I have (many times) been hired to direct a script written by the
"producer". In a few cases written by the producer (person who is
an investor) and lead actor. It's a challenge. In those cases I did not
have the final creative say. It was my job to make the movie the
writer/investor wants. Not to make MY movie.
I have also been in a partnership where I am also an investor. In
those cases I have made sure that we have a creative agreement
before we start shooting. As a director/investor I've had to give up
some of my creative freedom to the writer/investor.
Originally Posted by WhiteTiger
It is given that I am editing, so that's an area that I can also story tell without interference.
I take it there is not a creative agreement in writing. If I were an
investor and it was my script I would want a lot of say in the editing.
Is it really "a given" that during editing your creative vision will not
be interfered with? After all, he has just as much invested in the final
product as you do - creative and financial.

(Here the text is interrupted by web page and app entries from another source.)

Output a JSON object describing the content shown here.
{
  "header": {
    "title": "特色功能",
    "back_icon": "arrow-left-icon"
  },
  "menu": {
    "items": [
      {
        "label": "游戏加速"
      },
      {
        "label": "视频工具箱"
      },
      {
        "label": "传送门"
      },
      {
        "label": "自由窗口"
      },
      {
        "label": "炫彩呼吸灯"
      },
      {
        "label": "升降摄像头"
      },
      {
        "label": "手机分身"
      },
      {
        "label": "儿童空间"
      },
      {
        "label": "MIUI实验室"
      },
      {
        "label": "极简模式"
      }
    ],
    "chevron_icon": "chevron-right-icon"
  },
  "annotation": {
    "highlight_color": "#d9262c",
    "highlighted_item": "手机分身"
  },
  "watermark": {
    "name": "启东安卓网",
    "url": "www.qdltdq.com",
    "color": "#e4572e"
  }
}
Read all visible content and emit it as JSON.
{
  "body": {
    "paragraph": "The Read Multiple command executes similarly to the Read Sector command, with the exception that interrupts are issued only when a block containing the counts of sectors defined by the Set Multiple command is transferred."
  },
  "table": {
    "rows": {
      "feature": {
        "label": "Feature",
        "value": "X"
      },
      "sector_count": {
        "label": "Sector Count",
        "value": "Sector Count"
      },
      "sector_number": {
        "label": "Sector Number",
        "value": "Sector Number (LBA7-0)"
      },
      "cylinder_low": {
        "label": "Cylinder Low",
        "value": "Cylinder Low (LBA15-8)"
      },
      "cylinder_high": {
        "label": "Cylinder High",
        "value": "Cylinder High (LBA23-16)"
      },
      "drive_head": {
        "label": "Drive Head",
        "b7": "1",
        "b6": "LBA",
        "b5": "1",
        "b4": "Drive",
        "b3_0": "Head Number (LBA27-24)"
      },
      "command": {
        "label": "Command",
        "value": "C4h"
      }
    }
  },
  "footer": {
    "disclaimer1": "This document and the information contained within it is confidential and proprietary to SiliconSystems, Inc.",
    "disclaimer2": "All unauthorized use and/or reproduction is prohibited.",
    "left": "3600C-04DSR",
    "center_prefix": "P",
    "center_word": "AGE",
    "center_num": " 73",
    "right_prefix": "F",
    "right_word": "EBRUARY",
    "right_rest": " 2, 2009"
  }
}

I come to this with a very different attitude than most here. Directing
a movie is a job. I fully understand the "auteur" theory and what "the
score" should be, but I also know that unless it is spelled out IN WRITING
before the shoot starts there are going to be creative issues. The writer
typically wants their vision on the screen. So when a writer invests
their own money that means they want to insure that creative vision.
In my experience a director working with a writer/investor takes a back
I always wanted the next job more than I wanted to be the "auteur" so
I wanted to be known as the director who would stay true to the vision
of the writer/producer. I actually enjoy the challenge of working with
To your question; yes, I have had a difficult situation with a writer who is
married to his own vision of the script - several times. Given the his way
or the highway I take his way. I respect writers.